- [Study material]

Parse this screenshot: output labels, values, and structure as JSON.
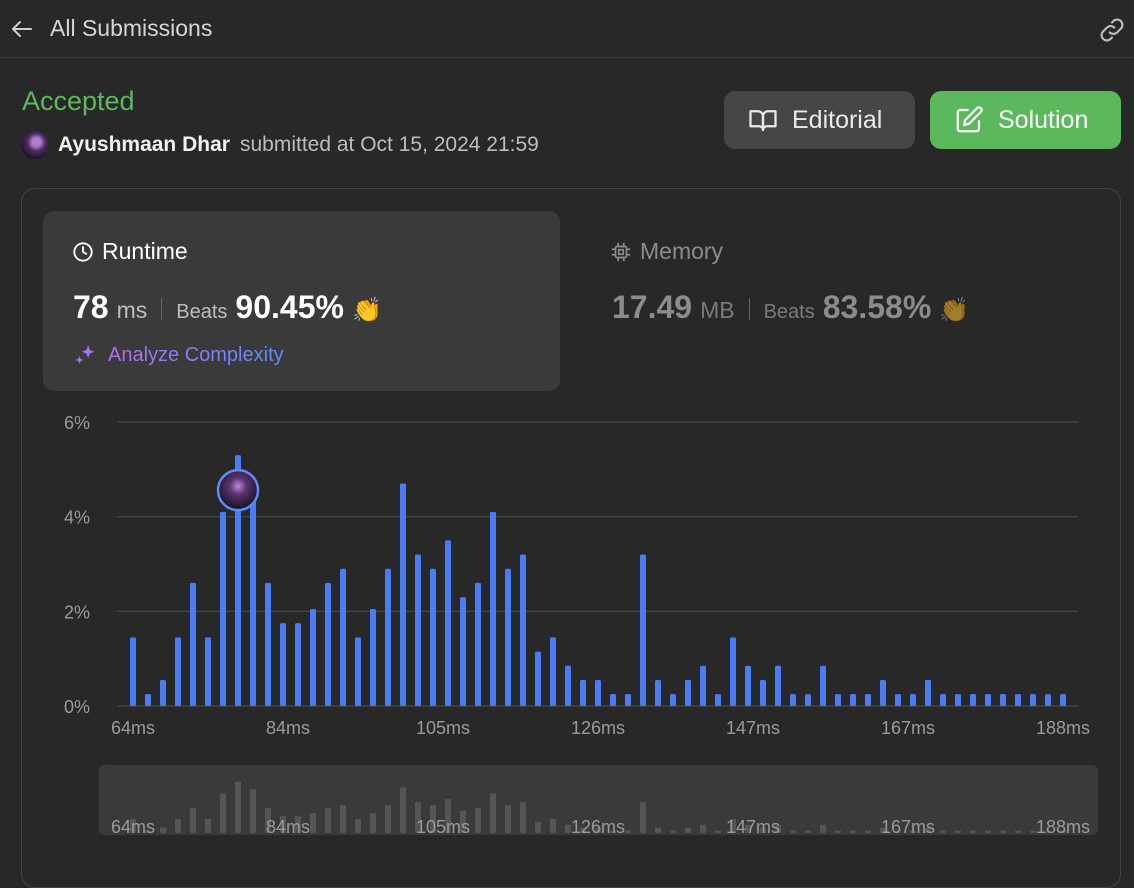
{
  "header": {
    "title": "All Submissions",
    "back_icon": "arrow-left-icon",
    "link_icon": "link-icon"
  },
  "submission": {
    "status": "Accepted",
    "status_color": "#5cb85c",
    "author": "Ayushmaan Dhar",
    "submitted_text": "submitted at Oct 15, 2024 21:59"
  },
  "buttons": {
    "editorial": "Editorial",
    "solution": "Solution"
  },
  "runtime": {
    "title": "Runtime",
    "value": "78",
    "unit": "ms",
    "beats_label": "Beats",
    "beats_pct": "90.45%",
    "analyze_label": "Analyze Complexity"
  },
  "memory": {
    "title": "Memory",
    "value": "17.49",
    "unit": "MB",
    "beats_label": "Beats",
    "beats_pct": "83.58%"
  },
  "chart_data": {
    "type": "bar",
    "ylabel": "",
    "xlabel": "",
    "ylim": [
      0,
      6
    ],
    "yticks": [
      "0%",
      "2%",
      "4%",
      "6%"
    ],
    "xtick_labels": [
      "64ms",
      "84ms",
      "105ms",
      "126ms",
      "147ms",
      "167ms",
      "188ms"
    ],
    "bar_color": "#4a7cf6",
    "highlight_index": 7,
    "values": [
      1.45,
      0.25,
      0.55,
      1.45,
      2.6,
      1.45,
      4.1,
      5.3,
      4.5,
      2.6,
      1.75,
      1.75,
      2.05,
      2.6,
      2.9,
      1.45,
      2.05,
      2.9,
      4.7,
      3.2,
      2.9,
      3.5,
      2.3,
      2.6,
      4.1,
      2.9,
      3.2,
      1.15,
      1.45,
      0.85,
      0.55,
      0.55,
      0.25,
      0.25,
      3.2,
      0.55,
      0.25,
      0.55,
      0.85,
      0.25,
      1.45,
      0.85,
      0.55,
      0.85,
      0.25,
      0.25,
      0.85,
      0.25,
      0.25,
      0.25,
      0.55,
      0.25,
      0.25,
      0.55,
      0.25,
      0.25,
      0.25,
      0.25,
      0.25,
      0.25,
      0.25,
      0.25,
      0.25
    ]
  }
}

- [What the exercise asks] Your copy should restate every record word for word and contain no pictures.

- [Solution to the exercise]
Parse this screenshot: output labels, values, and structure as JSON.
{
  "header": {
    "title": "All Submissions",
    "back_icon": "arrow-left-icon",
    "link_icon": "link-icon"
  },
  "submission": {
    "status": "Accepted",
    "status_color": "#5cb85c",
    "author": "Ayushmaan Dhar",
    "submitted_text": "submitted at Oct 15, 2024 21:59"
  },
  "buttons": {
    "editorial": "Editorial",
    "solution": "Solution"
  },
  "runtime": {
    "title": "Runtime",
    "value": "78",
    "unit": "ms",
    "beats_label": "Beats",
    "beats_pct": "90.45%",
    "analyze_label": "Analyze Complexity"
  },
  "memory": {
    "title": "Memory",
    "value": "17.49",
    "unit": "MB",
    "beats_label": "Beats",
    "beats_pct": "83.58%"
  },
  "chart_data": {
    "type": "bar",
    "ylabel": "",
    "xlabel": "",
    "ylim": [
      0,
      6
    ],
    "yticks": [
      "0%",
      "2%",
      "4%",
      "6%"
    ],
    "xtick_labels": [
      "64ms",
      "84ms",
      "105ms",
      "126ms",
      "147ms",
      "167ms",
      "188ms"
    ],
    "bar_color": "#4a7cf6",
    "highlight_index": 7,
    "values": [
      1.45,
      0.25,
      0.55,
      1.45,
      2.6,
      1.45,
      4.1,
      5.3,
      4.5,
      2.6,
      1.75,
      1.75,
      2.05,
      2.6,
      2.9,
      1.45,
      2.05,
      2.9,
      4.7,
      3.2,
      2.9,
      3.5,
      2.3,
      2.6,
      4.1,
      2.9,
      3.2,
      1.15,
      1.45,
      0.85,
      0.55,
      0.55,
      0.25,
      0.25,
      3.2,
      0.55,
      0.25,
      0.55,
      0.85,
      0.25,
      1.45,
      0.85,
      0.55,
      0.85,
      0.25,
      0.25,
      0.85,
      0.25,
      0.25,
      0.25,
      0.55,
      0.25,
      0.25,
      0.55,
      0.25,
      0.25,
      0.25,
      0.25,
      0.25,
      0.25,
      0.25,
      0.25,
      0.25
    ]
  }
}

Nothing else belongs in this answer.